- 27.Cai ZL, Crossley MJ, Reimers JR, Kobayashi R, Amos RD (2006) J Phys Chem B 110:15624CrossRefGoogle Scholar
- 28.Silva D, Krawczyk P, Bartkowiak W, Mendonca CR (2009) J Chem Phys 131:244516CrossRefGoogle Scholar
- 29.Rostov IV, Amos RD, Kobayashi R, Scalmani G, Frisch MJ (2010) J Phys Chem B 114:5547CrossRefGoogle Scholar
- 30.Iikura H, Tsuneda T, Yanai T, Hirao K (2001) J Chem Phys 115:3540CrossRefGoogle Scholar
- 31.Yanai T, Tew DP, Handy NC (2004) Chem Phys Lett 393:51CrossRefGoogle Scholar

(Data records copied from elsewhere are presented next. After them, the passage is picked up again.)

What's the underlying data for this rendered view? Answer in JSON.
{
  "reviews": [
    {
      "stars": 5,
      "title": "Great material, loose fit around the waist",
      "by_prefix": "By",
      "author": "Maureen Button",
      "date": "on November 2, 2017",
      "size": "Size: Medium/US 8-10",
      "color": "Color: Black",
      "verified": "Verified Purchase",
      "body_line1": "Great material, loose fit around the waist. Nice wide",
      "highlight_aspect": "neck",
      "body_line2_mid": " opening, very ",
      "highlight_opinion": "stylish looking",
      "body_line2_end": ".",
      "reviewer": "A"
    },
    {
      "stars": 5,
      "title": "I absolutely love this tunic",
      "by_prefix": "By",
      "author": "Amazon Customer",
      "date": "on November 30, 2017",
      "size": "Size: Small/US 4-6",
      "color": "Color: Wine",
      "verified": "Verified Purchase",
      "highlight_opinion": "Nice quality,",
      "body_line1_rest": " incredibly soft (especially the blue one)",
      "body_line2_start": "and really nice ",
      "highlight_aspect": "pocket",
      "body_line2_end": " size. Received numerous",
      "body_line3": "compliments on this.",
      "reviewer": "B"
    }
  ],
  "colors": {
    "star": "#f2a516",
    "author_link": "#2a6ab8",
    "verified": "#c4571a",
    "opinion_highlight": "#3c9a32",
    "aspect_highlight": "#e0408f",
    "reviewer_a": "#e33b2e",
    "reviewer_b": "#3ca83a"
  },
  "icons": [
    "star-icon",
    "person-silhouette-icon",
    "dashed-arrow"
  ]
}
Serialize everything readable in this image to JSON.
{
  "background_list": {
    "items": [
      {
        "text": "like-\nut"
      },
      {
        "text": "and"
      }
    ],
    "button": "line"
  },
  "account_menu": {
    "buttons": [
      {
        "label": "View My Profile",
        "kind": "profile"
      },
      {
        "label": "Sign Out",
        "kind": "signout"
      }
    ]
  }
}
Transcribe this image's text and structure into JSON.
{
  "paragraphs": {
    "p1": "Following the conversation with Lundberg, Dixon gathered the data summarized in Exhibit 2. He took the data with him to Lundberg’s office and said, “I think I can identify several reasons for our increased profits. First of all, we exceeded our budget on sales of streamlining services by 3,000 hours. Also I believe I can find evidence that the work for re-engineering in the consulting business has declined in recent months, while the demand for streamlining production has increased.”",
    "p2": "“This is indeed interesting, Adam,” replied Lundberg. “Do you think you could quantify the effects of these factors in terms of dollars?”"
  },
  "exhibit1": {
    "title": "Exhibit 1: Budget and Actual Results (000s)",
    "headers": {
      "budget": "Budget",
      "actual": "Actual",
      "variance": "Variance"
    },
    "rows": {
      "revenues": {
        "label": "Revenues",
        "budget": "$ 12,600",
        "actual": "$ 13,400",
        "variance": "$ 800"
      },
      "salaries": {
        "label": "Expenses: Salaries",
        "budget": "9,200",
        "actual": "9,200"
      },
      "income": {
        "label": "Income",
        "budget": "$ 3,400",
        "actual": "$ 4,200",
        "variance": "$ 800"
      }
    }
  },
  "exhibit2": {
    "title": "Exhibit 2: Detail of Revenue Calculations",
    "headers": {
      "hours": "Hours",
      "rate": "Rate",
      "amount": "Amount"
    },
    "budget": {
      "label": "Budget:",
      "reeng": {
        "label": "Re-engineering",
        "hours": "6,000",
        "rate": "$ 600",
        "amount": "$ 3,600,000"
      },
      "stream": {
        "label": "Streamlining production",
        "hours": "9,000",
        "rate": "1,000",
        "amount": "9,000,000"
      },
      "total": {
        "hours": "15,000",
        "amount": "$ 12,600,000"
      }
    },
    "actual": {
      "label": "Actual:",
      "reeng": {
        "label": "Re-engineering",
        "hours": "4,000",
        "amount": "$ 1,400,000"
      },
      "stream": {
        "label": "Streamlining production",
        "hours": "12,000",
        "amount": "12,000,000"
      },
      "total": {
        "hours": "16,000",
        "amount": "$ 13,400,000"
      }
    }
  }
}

- 32.Frisch MJ et al (2009) Gaussian 09 Revision A.1. Gaussian Inc. Wallingford CTGoogle Scholar
- 33.Facchetti A (2007) Mater Today 10(3):28CrossRefGoogle Scholar
- 34.Newman CR, Frisbie CD, da Silva Filho DA, Brédas JL, Ewbank PC, Mann KR (2004) Chem Mater 16:4436CrossRefGoogle Scholar
- 35.Toman P, Nespurek S, Yakushi K (2002) J Porphyr Phthalocyanines 6:556CrossRefGoogle Scholar
- 36.Shirota Y, Kageyama H (2007) Chem Rev 107:953CrossRefGoogle Scholar
- 37.Sergeyev S, Pisula W, Geerts YH (2007) Chem Soc Rev 36:1902CrossRefGoogle Scholar
- 38.Mikolajczyk MM, Toman P, Bartkowiak W (2010) Chem Phys Lett 485:253CrossRefGoogle Scholar
- 39.Cornil J, Beljonne D, Calbert JP, Brédas JL (2001) Adv Mater 13(14):1053CrossRefGoogle Scholar
- 40.Huang J, Kertesz M (2004) Chem Phys Lett 390:110CrossRefGoogle Scholar
- 41.Huang J, Kertesz M (2005) J Chem Phys 122:234707CrossRefGoogle Scholar
- 42.Dunning TH (1989) J Chem Phys 90:1007CrossRefGoogle Scholar
- 43.Jensen F (2001) J Chem Phys 115:9113CrossRefGoogle Scholar
- 44.Marcus RA (1993) Rev Mod Phys 65:599CrossRefGoogle Scholar
- 45.Barbara PF, Meyer TJ, Ratner MA (1996) J Phys Chem 100:13148CrossRefGoogle Scholar
- 46.Hutchison GR, Ratner MA, Marks TJ (2005) J Am Chem Soc 127:2339CrossRefGoogle Scholar
- 47.Grozema FC, Siebbeles LDA (2008) Int Rev Phys Chem 27:87CrossRefGoogle Scholar
- 48.Berlin YA, Grozema FC, Siebbeles LDA, Ratner MA (2008) J Phys Chem C 112:10988CrossRefGoogle Scholar
- 49.Tant J, Geerts YH, Lehmann M, Cupere VD, Zucchi G, Laursen BW, Bjornholm T, Lemaur V, Marcq V, Burquel A, Hennebicq E, Gardebien F, Viville P, Beljonne D, Lazzaroni R, Cornil J (2005) J Chem Phys B 109:20315CrossRefGoogle Scholar
- 50.Chang YC, Chao I (2010) J Phys Chem Lett 1:116CrossRefGoogle Scholar
- 51.Seo D, Hoffmann R (1999) Theor Chem Acc 102:23Google Scholar
- 52.Mikołajczyk M, Zaleśny R, Czyżnikowska Z, Bartkowiak W, Toman P, Leszczynski J (2009). Unpublished resultsGoogle Scholar
- 53.Stradomska A, Petelenz P (2006) Mol Phys 104:2063CrossRefGoogle Scholar
- 54.Petelenz P (2004) Org Electron 5:115CrossRefGoogle Scholar